------ Task material

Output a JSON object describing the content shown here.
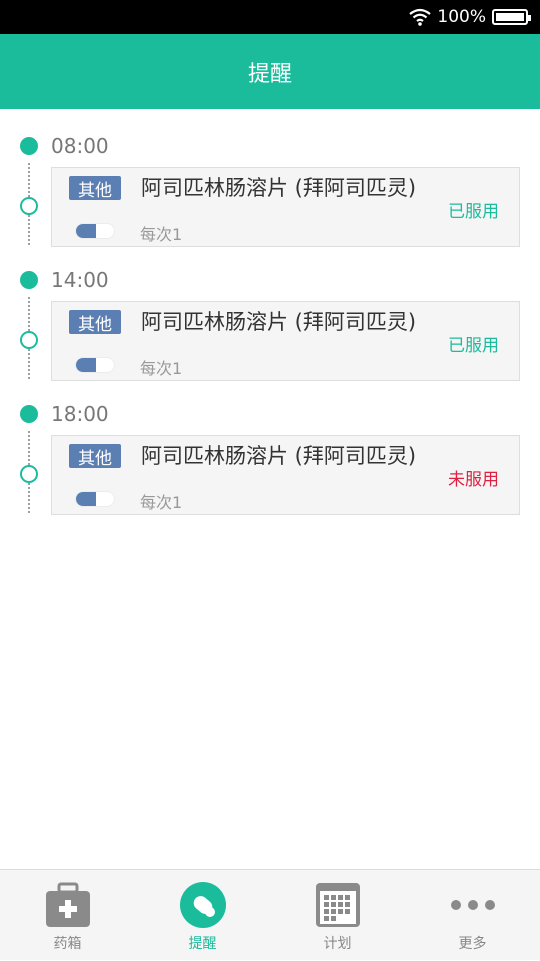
{
  "status_bar": {
    "battery_text": "100%"
  },
  "header": {
    "title": "提醒"
  },
  "reminders": [
    {
      "time": "08:00",
      "tag": "其他",
      "drug": "阿司匹林肠溶片 (拜阿司匹灵)",
      "dose": "每次1",
      "status": "已服用",
      "status_color": "#1abc9c"
    },
    {
      "time": "14:00",
      "tag": "其他",
      "drug": "阿司匹林肠溶片 (拜阿司匹灵)",
      "dose": "每次1",
      "status": "已服用",
      "status_color": "#1abc9c"
    },
    {
      "time": "18:00",
      "tag": "其他",
      "drug": "阿司匹林肠溶片 (拜阿司匹灵)",
      "dose": "每次1",
      "status": "未服用",
      "status_color": "#e02040"
    }
  ],
  "tabs": [
    {
      "label": "药箱",
      "icon": "medicine-box-icon"
    },
    {
      "label": "提醒",
      "icon": "pill-icon",
      "active": true
    },
    {
      "label": "计划",
      "icon": "calendar-icon"
    },
    {
      "label": "更多",
      "icon": "more-dots-icon"
    }
  ],
  "colors": {
    "accent": "#1abc9c",
    "tag": "#5b7fb2",
    "missed": "#e02040"
  }
}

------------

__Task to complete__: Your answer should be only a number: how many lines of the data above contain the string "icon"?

__Completed task__: 4